For Fowles, ``A Maggot'' remains the result of an intensely personal ``whim or quirk'' -- the original, if now obsolete, meaning of ``maggot.'' In this instance, the maggot was a persistent visual image in the author's imagination: ``a small group of travellers, faceless . . . went in my mind towards an event.'' Fowles fused that motif with an interest in the Shakers, that 18th-century sect of puritanical Protestants who originated in England but later prospered in the United Sta tes.
With a face more finely chiseled than it appears in his familiar bushy photographs, Fowles presents in person an almost perfect portrait of the English country gentleman. He is polite, almost shy, to a fault. During an interview he leans forward, cocking his ear for questions, answering in his softly accented voice. Modest about his achievements, Fowles is also unflaggingly erudite about nearly everything else. His almost global concern for the moral fabric of mankind is everywhere evident in his conver sation.
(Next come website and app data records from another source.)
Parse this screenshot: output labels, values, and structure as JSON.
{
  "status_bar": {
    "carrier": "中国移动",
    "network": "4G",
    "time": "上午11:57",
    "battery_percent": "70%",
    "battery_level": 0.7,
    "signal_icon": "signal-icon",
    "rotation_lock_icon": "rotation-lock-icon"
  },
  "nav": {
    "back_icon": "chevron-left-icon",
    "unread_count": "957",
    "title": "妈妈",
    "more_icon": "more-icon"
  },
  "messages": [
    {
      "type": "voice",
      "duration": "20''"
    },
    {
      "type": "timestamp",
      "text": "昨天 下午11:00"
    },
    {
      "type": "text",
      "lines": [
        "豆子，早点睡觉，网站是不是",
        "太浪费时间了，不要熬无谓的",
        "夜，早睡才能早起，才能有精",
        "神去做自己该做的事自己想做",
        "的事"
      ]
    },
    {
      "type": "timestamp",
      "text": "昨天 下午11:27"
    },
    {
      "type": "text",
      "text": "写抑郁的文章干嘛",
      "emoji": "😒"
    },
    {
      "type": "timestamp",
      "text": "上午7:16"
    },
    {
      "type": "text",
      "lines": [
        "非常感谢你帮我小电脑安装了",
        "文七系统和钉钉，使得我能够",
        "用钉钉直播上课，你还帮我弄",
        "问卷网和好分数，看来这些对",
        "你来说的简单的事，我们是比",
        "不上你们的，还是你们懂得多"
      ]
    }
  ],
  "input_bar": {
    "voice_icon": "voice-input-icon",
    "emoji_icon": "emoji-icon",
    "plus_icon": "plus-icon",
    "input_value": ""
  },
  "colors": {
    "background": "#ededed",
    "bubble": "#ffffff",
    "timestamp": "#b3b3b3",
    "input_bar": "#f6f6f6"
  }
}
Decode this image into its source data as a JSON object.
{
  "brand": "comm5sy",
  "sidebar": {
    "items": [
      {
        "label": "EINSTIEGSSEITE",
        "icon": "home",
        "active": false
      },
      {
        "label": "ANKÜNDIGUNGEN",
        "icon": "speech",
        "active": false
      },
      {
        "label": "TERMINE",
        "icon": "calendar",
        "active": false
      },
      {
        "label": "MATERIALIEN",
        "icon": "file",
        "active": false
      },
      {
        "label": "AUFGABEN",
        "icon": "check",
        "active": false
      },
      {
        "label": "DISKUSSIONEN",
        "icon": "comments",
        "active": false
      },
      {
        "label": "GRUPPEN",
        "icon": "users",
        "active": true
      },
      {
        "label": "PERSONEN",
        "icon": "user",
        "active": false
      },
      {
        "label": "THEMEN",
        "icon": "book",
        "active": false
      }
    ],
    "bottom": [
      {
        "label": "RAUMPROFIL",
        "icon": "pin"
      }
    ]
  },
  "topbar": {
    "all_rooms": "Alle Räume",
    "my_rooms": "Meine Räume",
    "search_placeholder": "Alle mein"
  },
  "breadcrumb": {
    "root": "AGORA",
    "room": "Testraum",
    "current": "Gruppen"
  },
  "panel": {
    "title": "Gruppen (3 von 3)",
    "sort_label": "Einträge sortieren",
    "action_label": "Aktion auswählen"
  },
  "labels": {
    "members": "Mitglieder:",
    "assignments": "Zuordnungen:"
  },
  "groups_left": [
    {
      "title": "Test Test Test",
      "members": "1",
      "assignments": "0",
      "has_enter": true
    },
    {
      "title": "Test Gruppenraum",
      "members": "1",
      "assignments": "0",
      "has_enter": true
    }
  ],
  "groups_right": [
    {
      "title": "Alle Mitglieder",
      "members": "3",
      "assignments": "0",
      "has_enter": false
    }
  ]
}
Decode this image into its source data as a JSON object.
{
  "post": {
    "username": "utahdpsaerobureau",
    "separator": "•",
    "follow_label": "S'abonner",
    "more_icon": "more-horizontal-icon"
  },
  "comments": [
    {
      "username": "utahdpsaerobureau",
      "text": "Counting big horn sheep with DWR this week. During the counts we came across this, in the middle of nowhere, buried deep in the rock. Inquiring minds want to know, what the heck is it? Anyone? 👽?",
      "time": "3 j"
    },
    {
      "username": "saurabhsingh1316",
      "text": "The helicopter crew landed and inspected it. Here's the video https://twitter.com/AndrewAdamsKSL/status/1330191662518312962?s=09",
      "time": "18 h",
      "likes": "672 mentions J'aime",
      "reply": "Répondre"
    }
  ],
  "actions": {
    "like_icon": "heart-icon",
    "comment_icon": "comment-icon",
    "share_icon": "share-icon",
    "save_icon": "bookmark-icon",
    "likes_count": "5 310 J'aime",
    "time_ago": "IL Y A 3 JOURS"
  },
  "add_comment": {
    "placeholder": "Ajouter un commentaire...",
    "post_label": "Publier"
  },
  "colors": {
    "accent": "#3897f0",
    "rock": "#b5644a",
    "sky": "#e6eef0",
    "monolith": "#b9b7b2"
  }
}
``In parts of every Western country is this dominance of self over how one sees the world. I think, for me, it's outrageous now. Nobody knows how to live simply anymore. . . . It's this kind of morality that does really worry me.''
For Fowles, the role of dissenters -- historically, politically, and personally -- is sacrosanct.
Now, in ``A Maggot,'' Fowles has created what may be his most overt morality tale yet. His third historical novel, the book traces the author's usual theme of individual freedom through a complex narrative that is part detective story, part science fiction, part gothic horror tale, and part historical narrative. As is also typical of Fowles, the main character is a strong if enigmatic woman. In this case, she is an actual historical figure, Rebecca Lee, the mother of Ann Lee, founder of the American Sha ker movement.
``By setting [the novel] back in the 18th century, one thinks of religion then as one would think of politics today,'' says Fowles. ``In other words, as a massive hope for a whole range of feelings and convictions [beyond] just religion.''